Scan the records below for the word "JSON". Copy each line where it appears.

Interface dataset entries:
....................

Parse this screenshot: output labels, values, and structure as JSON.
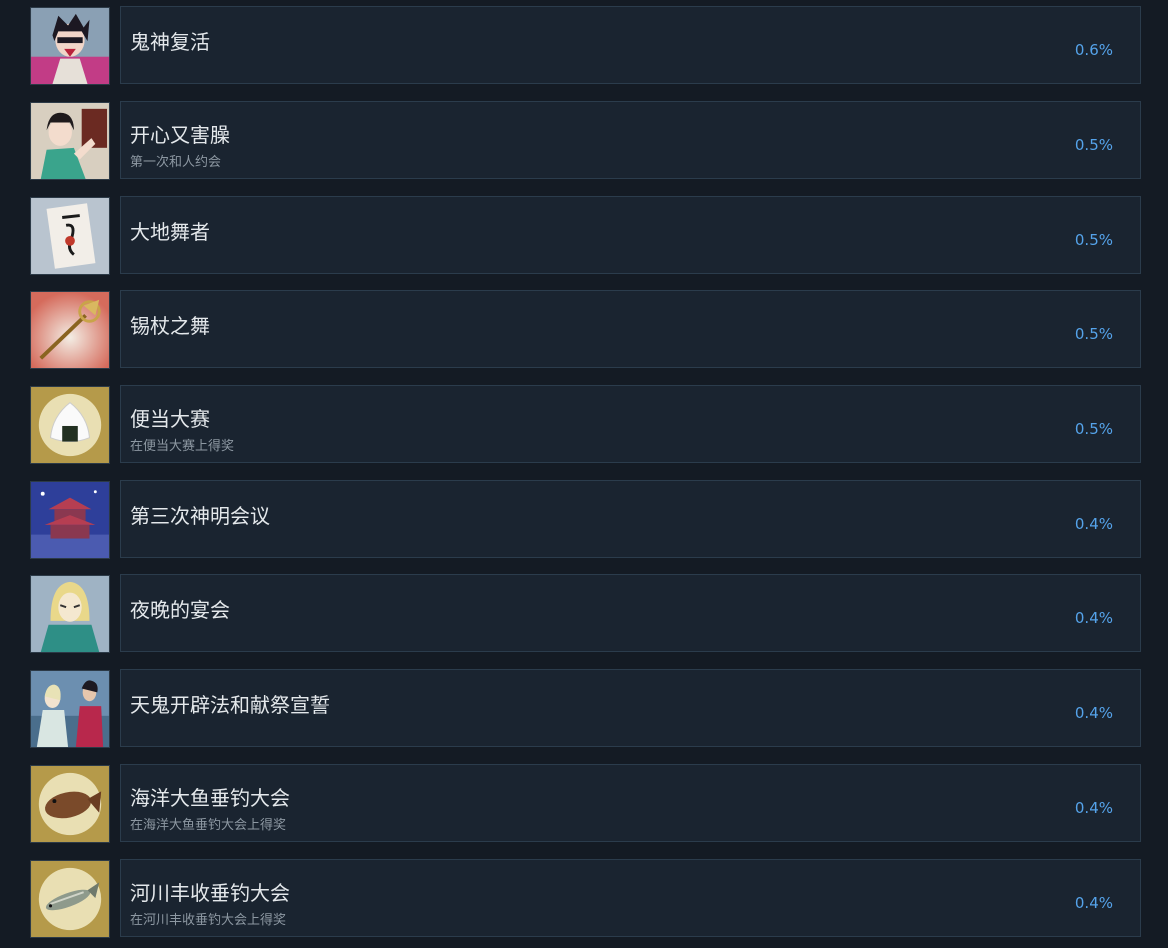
{
  "achievements": [
    {
      "title": "鬼神复活",
      "description": "",
      "percent": "0.6%",
      "icon": "demon-character-icon"
    },
    {
      "title": "开心又害臊",
      "description": "第一次和人约会",
      "percent": "0.5%",
      "icon": "shy-girl-icon"
    },
    {
      "title": "大地舞者",
      "description": "",
      "percent": "0.5%",
      "icon": "scroll-card-icon"
    },
    {
      "title": "锡杖之舞",
      "description": "",
      "percent": "0.5%",
      "icon": "staff-icon"
    },
    {
      "title": "便当大赛",
      "description": "在便当大赛上得奖",
      "percent": "0.5%",
      "icon": "rice-ball-icon"
    },
    {
      "title": "第三次神明会议",
      "description": "",
      "percent": "0.4%",
      "icon": "temple-icon"
    },
    {
      "title": "夜晚的宴会",
      "description": "",
      "percent": "0.4%",
      "icon": "masked-deity-icon"
    },
    {
      "title": "天鬼开辟法和献祭宣誓",
      "description": "",
      "percent": "0.4%",
      "icon": "two-figures-icon"
    },
    {
      "title": "海洋大鱼垂钓大会",
      "description": "在海洋大鱼垂钓大会上得奖",
      "percent": "0.4%",
      "icon": "flatfish-icon"
    },
    {
      "title": "河川丰收垂钓大会",
      "description": "在河川丰收垂钓大会上得奖",
      "percent": "0.4%",
      "icon": "river-fish-icon"
    }
  ],
  "colors": {
    "background": "#141b24",
    "card": "#1a2430",
    "card_border": "#2b3c4c",
    "title": "#e4e8eb",
    "description": "#8d98a2",
    "percent": "#55a3ea"
  }
}
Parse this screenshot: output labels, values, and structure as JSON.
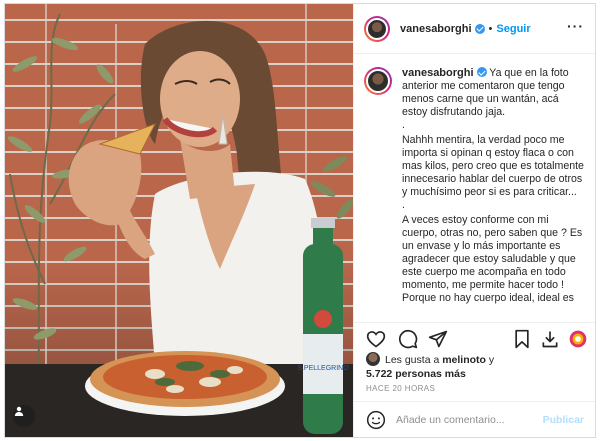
{
  "post": {
    "username": "vanesaborghi",
    "follow_label": "Seguir",
    "separator": "•",
    "more_label": "···",
    "caption_paragraphs": [
      "Ya que en la foto anterior me comentaron que tengo menos carne que un wantán, acá estoy disfrutando jaja.",
      ".",
      "Nahhh mentira, la verdad poco me importa si opinan q estoy flaca o con mas kilos, pero creo que es totalmente innecesario hablar del cuerpo de otros y muchísimo peor si es para criticar...",
      ".",
      "A veces estoy conforme con mi cuerpo, otras no, pero saben que ? Es un envase y lo más importante es agradecer que estoy saludable y que este cuerpo me acompaña en todo momento, me permite hacer todo !",
      "Porque no hay cuerpo ideal, ideal es"
    ],
    "liked_by_prefix": "Les gusta a ",
    "liked_by_user": "melinoto",
    "liked_by_suffix": " y",
    "likes_count": "5.722 personas más",
    "timestamp": "HACE 20 HORAS",
    "comment_placeholder": "Añade un comentario...",
    "publish_label": "Publicar"
  },
  "photo": {
    "bottle_label": "S.PELLEGRINO"
  },
  "icons": {
    "like": "heart-icon",
    "comment": "comment-icon",
    "share": "paper-plane-icon",
    "save": "bookmark-icon",
    "download": "download-icon",
    "extension": "extension-icon",
    "emoji": "emoji-icon",
    "user_tag": "user-tag-icon",
    "verified": "verified-badge-icon"
  },
  "colors": {
    "accent": "#0095f6",
    "publish_disabled": "#b2dffc",
    "verified": "#3897f0",
    "border": "#dbdbdb",
    "muted": "#8e8e8e"
  }
}
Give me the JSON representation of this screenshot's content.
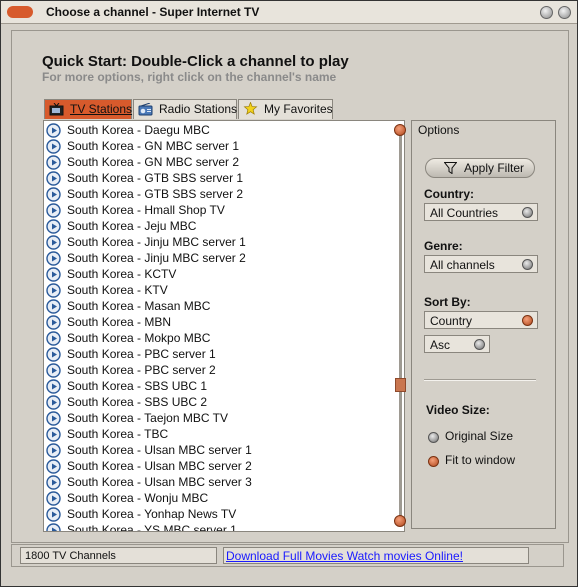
{
  "window": {
    "title": "Choose a channel - Super Internet TV"
  },
  "quickstart": {
    "title": "Quick Start: Double-Click a channel to play",
    "subtitle": "For more options, right click on the channel's name"
  },
  "tabs": [
    {
      "label": "TV Stations",
      "active": true,
      "icon": "tv-icon"
    },
    {
      "label": "Radio Stations",
      "active": false,
      "icon": "radio-icon"
    },
    {
      "label": "My Favorites",
      "active": false,
      "icon": "star-icon"
    }
  ],
  "channels": [
    "South Korea - Daegu MBC",
    "South Korea - GN MBC server 1",
    "South Korea - GN MBC server 2",
    "South Korea - GTB SBS server 1",
    "South Korea - GTB SBS server 2",
    "South Korea - Hmall Shop TV",
    "South Korea - Jeju MBC",
    "South Korea - Jinju MBC server 1",
    "South Korea - Jinju MBC server 2",
    "South Korea - KCTV",
    "South Korea - KTV",
    "South Korea - Masan MBC",
    "South Korea - MBN",
    "South Korea - Mokpo MBC",
    "South Korea - PBC server 1",
    "South Korea - PBC server 2",
    "South Korea - SBS UBC 1",
    "South Korea - SBS UBC 2",
    "South Korea - Taejon MBC TV",
    "South Korea - TBC",
    "South Korea - Ulsan MBC server 1",
    "South Korea - Ulsan MBC server 2",
    "South Korea - Ulsan MBC server 3",
    "South Korea - Wonju MBC",
    "South Korea - Yonhap News TV",
    "South Korea - YS MBC server 1"
  ],
  "options": {
    "title": "Options",
    "apply_filter": "Apply Filter",
    "country_label": "Country:",
    "country_value": "All Countries",
    "genre_label": "Genre:",
    "genre_value": "All channels",
    "sortby_label": "Sort By:",
    "sortby_value": "Country",
    "order_value": "Asc",
    "videosize_label": "Video Size:",
    "videosize_options": [
      "Original Size",
      "Fit to window"
    ],
    "videosize_selected": "Fit to window"
  },
  "status": {
    "count": "1800 TV Channels",
    "link": "Download Full Movies  Watch movies Online!"
  },
  "colors": {
    "accent": "#d75a2c",
    "link": "#1a1aff",
    "background": "#d4d0c8"
  }
}
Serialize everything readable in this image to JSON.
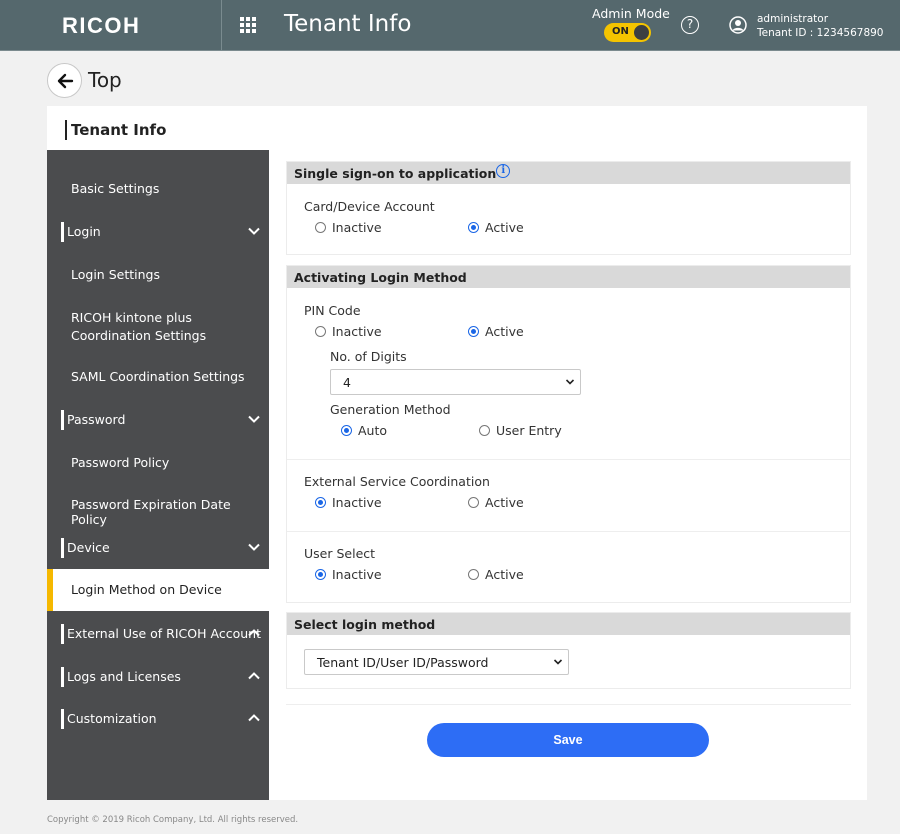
{
  "header": {
    "logo": "RICOH",
    "app_title": "Tenant Info",
    "admin_mode_label": "Admin Mode",
    "admin_toggle": "ON",
    "user_name": "administrator",
    "tenant_id": "Tenant ID : 1234567890",
    "accent_color": "#f5c400"
  },
  "nav": {
    "back_label": "Top"
  },
  "panel": {
    "title": "Tenant Info"
  },
  "sidebar": {
    "items": [
      {
        "label": "Basic Settings",
        "type": "sub"
      },
      {
        "label": "Login",
        "type": "group",
        "chevron": "down"
      },
      {
        "label": "Login Settings",
        "type": "sub"
      },
      {
        "label": "RICOH kintone plus Coordination Settings",
        "type": "sub"
      },
      {
        "label": "SAML Coordination Settings",
        "type": "sub"
      },
      {
        "label": "Password",
        "type": "group",
        "chevron": "down"
      },
      {
        "label": "Password Policy",
        "type": "sub"
      },
      {
        "label": "Password Expiration Date Policy",
        "type": "sub"
      },
      {
        "label": "Device",
        "type": "group",
        "chevron": "down"
      },
      {
        "label": "Login Method on Device",
        "type": "sub",
        "active": true
      },
      {
        "label": "External Use of RICOH Account",
        "type": "group",
        "chevron": "up"
      },
      {
        "label": "Logs and Licenses",
        "type": "group",
        "chevron": "up"
      },
      {
        "label": "Customization",
        "type": "group",
        "chevron": "up"
      }
    ]
  },
  "sso": {
    "header": "Single sign-on to application",
    "card_device_account": {
      "label": "Card/Device Account",
      "options": [
        "Inactive",
        "Active"
      ],
      "selected": "Active"
    }
  },
  "activating": {
    "header": "Activating Login Method",
    "pin_code": {
      "label": "PIN Code",
      "options": [
        "Inactive",
        "Active"
      ],
      "selected": "Active",
      "digits_label": "No. of Digits",
      "digits_value": "4",
      "generation_label": "Generation Method",
      "generation_options": [
        "Auto",
        "User Entry"
      ],
      "generation_selected": "Auto"
    },
    "external_service": {
      "label": "External Service Coordination",
      "options": [
        "Inactive",
        "Active"
      ],
      "selected": "Inactive"
    },
    "user_select": {
      "label": "User Select",
      "options": [
        "Inactive",
        "Active"
      ],
      "selected": "Inactive"
    }
  },
  "select_login": {
    "header": "Select login method",
    "value": "Tenant ID/User ID/Password"
  },
  "actions": {
    "save_label": "Save",
    "save_color": "#2d6df5"
  },
  "footer": {
    "copyright": "Copyright © 2019 Ricoh Company, Ltd. All rights reserved."
  }
}
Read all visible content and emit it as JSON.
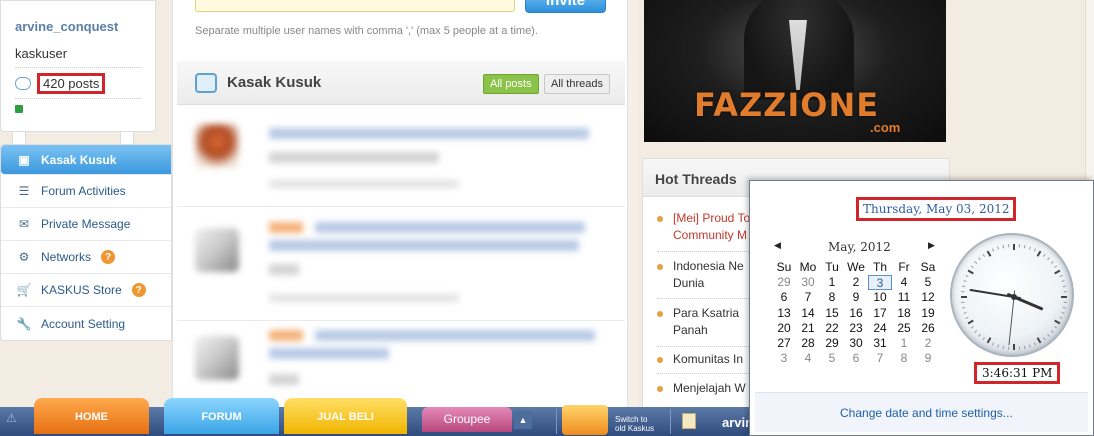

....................

**Result below:**
Parse this screenshot: output labels, values, and structure as JSON.
Parse this screenshot: output labels, values, and structure as JSON.
Give me the JSON representation of this screenshot's content.
Serialize everything readable in this image to JSON.
Read all visible content and emit it as JSON.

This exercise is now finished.